─── DATA EXCERPTS ───

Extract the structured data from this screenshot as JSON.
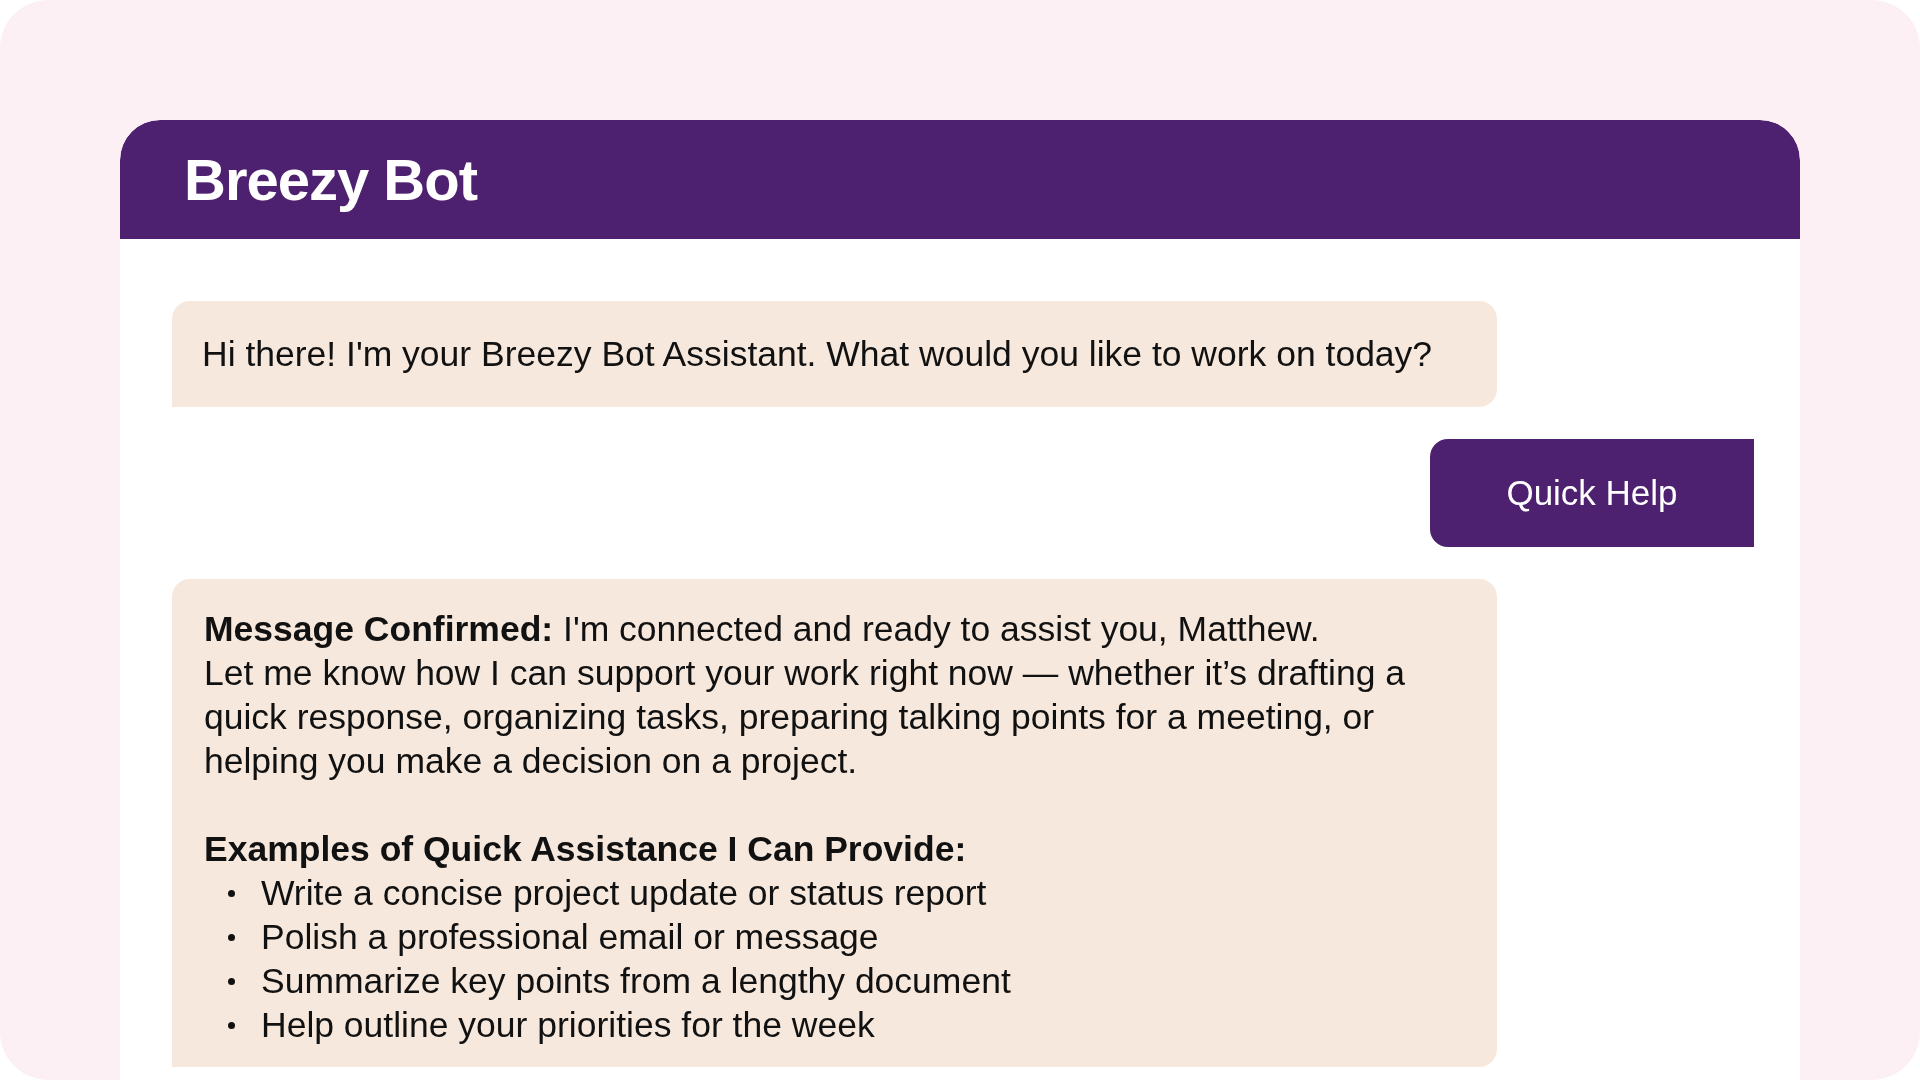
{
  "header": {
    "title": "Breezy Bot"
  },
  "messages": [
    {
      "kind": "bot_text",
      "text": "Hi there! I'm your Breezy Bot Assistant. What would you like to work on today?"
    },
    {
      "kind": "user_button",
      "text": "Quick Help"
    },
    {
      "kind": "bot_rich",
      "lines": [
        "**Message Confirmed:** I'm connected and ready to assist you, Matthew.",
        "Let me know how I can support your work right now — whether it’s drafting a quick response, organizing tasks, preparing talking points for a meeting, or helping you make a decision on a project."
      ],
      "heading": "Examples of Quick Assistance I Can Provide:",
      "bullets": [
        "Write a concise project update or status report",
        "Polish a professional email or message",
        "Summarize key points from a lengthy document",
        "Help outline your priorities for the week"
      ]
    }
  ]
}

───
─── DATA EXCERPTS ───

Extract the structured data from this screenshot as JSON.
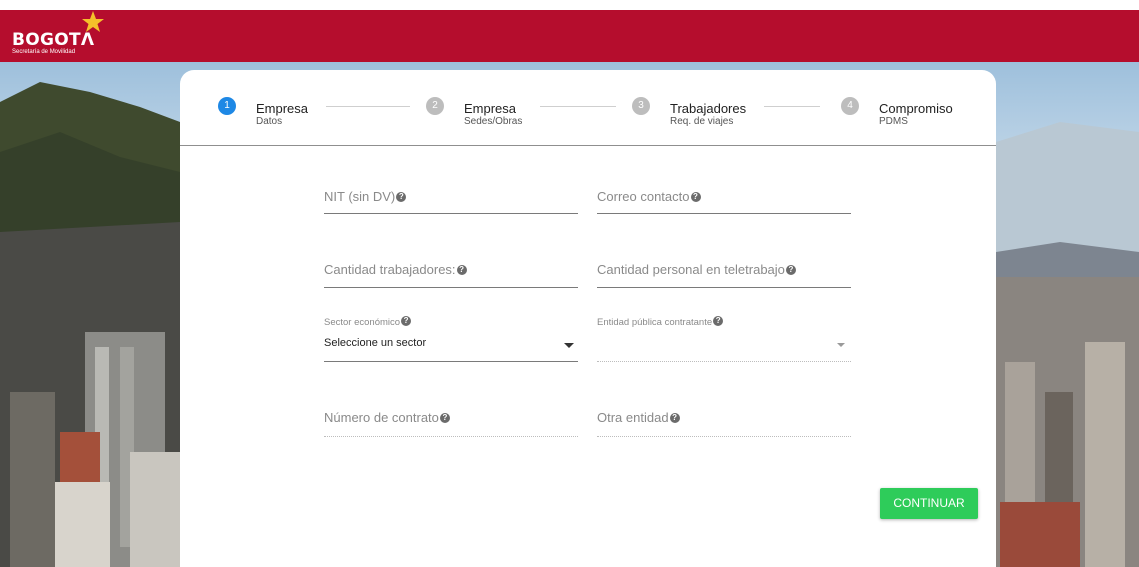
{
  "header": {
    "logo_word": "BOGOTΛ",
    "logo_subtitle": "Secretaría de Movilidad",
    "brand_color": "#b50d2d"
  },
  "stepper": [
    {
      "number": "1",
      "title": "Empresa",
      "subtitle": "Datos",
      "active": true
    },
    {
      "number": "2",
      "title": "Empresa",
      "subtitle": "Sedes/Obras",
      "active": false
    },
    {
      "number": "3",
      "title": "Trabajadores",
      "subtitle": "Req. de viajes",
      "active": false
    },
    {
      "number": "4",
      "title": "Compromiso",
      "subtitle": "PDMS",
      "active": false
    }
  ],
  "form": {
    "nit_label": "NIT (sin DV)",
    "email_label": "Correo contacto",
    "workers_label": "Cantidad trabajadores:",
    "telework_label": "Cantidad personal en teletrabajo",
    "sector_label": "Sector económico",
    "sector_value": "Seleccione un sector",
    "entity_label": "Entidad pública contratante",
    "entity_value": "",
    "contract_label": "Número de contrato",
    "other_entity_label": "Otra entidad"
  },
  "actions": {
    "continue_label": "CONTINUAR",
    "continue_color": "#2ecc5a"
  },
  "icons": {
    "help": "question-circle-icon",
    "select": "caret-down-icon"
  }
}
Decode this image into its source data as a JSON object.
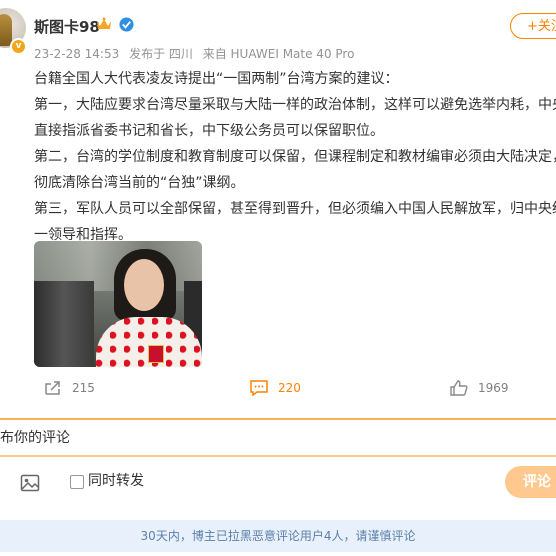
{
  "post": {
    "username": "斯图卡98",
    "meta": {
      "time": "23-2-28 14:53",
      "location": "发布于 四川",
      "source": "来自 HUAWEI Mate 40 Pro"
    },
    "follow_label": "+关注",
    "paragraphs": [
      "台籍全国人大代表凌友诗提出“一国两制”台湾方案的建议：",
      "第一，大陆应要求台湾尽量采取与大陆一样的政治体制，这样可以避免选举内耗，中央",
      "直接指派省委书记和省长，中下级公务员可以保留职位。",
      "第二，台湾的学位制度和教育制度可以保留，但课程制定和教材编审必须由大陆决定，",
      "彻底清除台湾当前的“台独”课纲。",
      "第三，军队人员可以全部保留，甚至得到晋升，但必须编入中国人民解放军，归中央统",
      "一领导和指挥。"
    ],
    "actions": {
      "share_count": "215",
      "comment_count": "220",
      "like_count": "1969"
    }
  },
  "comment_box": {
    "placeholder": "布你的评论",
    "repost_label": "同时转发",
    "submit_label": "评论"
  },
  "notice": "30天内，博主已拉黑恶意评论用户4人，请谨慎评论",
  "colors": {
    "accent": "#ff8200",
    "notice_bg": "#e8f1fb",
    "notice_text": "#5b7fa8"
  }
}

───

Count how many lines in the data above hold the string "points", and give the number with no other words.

2